Dataset rows for apps and sites:

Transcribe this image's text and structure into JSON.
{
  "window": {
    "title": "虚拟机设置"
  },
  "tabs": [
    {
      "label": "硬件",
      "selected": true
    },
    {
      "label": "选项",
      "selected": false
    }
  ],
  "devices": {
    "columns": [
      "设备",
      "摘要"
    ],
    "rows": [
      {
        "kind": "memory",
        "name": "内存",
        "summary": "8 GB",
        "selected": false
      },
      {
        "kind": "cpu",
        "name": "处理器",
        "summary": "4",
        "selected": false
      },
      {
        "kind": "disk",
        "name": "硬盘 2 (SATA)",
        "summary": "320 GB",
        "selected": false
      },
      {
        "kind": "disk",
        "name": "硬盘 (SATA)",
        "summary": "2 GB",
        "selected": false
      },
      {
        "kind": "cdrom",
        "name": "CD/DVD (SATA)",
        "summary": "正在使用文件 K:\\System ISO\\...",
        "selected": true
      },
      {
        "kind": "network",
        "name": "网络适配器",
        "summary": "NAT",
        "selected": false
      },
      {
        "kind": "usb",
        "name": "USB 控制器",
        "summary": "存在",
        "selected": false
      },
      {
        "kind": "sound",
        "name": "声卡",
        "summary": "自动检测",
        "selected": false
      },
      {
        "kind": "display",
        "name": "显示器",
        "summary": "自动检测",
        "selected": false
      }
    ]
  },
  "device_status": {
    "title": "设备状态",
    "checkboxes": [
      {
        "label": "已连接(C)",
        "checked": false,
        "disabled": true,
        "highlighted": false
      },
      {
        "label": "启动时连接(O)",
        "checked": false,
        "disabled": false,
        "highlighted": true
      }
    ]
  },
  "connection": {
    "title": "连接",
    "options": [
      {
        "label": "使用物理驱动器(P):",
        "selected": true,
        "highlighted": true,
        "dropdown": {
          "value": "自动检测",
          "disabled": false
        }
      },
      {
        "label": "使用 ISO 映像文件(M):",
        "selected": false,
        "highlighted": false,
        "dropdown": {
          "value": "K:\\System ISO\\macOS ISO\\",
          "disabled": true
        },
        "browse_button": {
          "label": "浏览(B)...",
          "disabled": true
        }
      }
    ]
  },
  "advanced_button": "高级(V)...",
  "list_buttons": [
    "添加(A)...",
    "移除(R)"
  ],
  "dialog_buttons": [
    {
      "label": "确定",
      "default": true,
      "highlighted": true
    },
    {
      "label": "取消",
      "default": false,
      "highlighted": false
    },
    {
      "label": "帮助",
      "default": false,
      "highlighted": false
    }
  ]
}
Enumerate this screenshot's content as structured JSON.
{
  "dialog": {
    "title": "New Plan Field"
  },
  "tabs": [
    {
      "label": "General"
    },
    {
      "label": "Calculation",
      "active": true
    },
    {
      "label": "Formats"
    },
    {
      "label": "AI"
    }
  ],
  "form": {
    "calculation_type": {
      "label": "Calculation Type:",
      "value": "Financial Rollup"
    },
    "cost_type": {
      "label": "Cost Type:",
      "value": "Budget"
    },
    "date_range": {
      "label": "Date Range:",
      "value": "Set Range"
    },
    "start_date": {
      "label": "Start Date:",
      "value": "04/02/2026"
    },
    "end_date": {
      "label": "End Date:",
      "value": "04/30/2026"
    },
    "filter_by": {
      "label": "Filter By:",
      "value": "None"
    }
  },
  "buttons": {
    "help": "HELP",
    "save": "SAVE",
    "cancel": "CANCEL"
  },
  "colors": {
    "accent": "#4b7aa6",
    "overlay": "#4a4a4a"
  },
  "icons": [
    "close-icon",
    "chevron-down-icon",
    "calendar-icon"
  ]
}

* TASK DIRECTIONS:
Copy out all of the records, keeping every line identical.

* ANSWER SPACE:
Transcribe this image's text and structure into JSON.
{
  "window": {
    "title": "虚拟机设置"
  },
  "tabs": [
    {
      "label": "硬件",
      "selected": true
    },
    {
      "label": "选项",
      "selected": false
    }
  ],
  "devices": {
    "columns": [
      "设备",
      "摘要"
    ],
    "rows": [
      {
        "kind": "memory",
        "name": "内存",
        "summary": "8 GB",
        "selected": false
      },
      {
        "kind": "cpu",
        "name": "处理器",
        "summary": "4",
        "selected": false
      },
      {
        "kind": "disk",
        "name": "硬盘 2 (SATA)",
        "summary": "320 GB",
        "selected": false
      },
      {
        "kind": "disk",
        "name": "硬盘 (SATA)",
        "summary": "2 GB",
        "selected": false
      },
      {
        "kind": "cdrom",
        "name": "CD/DVD (SATA)",
        "summary": "正在使用文件 K:\\System ISO\\...",
        "selected": true
      },
      {
        "kind": "network",
        "name": "网络适配器",
        "summary": "NAT",
        "selected": false
      },
      {
        "kind": "usb",
        "name": "USB 控制器",
        "summary": "存在",
        "selected": false
      },
      {
        "kind": "sound",
        "name": "声卡",
        "summary": "自动检测",
        "selected": false
      },
      {
        "kind": "display",
        "name": "显示器",
        "summary": "自动检测",
        "selected": false
      }
    ]
  },
  "device_status": {
    "title": "设备状态",
    "checkboxes": [
      {
        "label": "已连接(C)",
        "checked": false,
        "disabled": true,
        "highlighted": false
      },
      {
        "label": "启动时连接(O)",
        "checked": false,
        "disabled": false,
        "highlighted": true
      }
    ]
  },
  "connection": {
    "title": "连接",
    "options": [
      {
        "label": "使用物理驱动器(P):",
        "selected": true,
        "highlighted": true,
        "dropdown": {
          "value": "自动检测",
          "disabled": false
        }
      },
      {
        "label": "使用 ISO 映像文件(M):",
        "selected": false,
        "highlighted": false,
        "dropdown": {
          "value": "K:\\System ISO\\macOS ISO\\",
          "disabled": true
        },
        "browse_button": {
          "label": "浏览(B)...",
          "disabled": true
        }
      }
    ]
  },
  "advanced_button": "高级(V)...",
  "list_buttons": [
    "添加(A)...",
    "移除(R)"
  ],
  "dialog_buttons": [
    {
      "label": "确定",
      "default": true,
      "highlighted": true
    },
    {
      "label": "取消",
      "default": false,
      "highlighted": false
    },
    {
      "label": "帮助",
      "default": false,
      "highlighted": false
    }
  ]
}
Enumerate this screenshot's content as structured JSON.
{
  "dialog": {
    "title": "New Plan Field"
  },
  "tabs": [
    {
      "label": "General"
    },
    {
      "label": "Calculation",
      "active": true
    },
    {
      "label": "Formats"
    },
    {
      "label": "AI"
    }
  ],
  "form": {
    "calculation_type": {
      "label": "Calculation Type:",
      "value": "Financial Rollup"
    },
    "cost_type": {
      "label": "Cost Type:",
      "value": "Budget"
    },
    "date_range": {
      "label": "Date Range:",
      "value": "Set Range"
    },
    "start_date": {
      "label": "Start Date:",
      "value": "04/02/2026"
    },
    "end_date": {
      "label": "End Date:",
      "value": "04/30/2026"
    },
    "filter_by": {
      "label": "Filter By:",
      "value": "None"
    }
  },
  "buttons": {
    "help": "HELP",
    "save": "SAVE",
    "cancel": "CANCEL"
  },
  "colors": {
    "accent": "#4b7aa6",
    "overlay": "#4a4a4a"
  },
  "icons": [
    "close-icon",
    "chevron-down-icon",
    "calendar-icon"
  ]
}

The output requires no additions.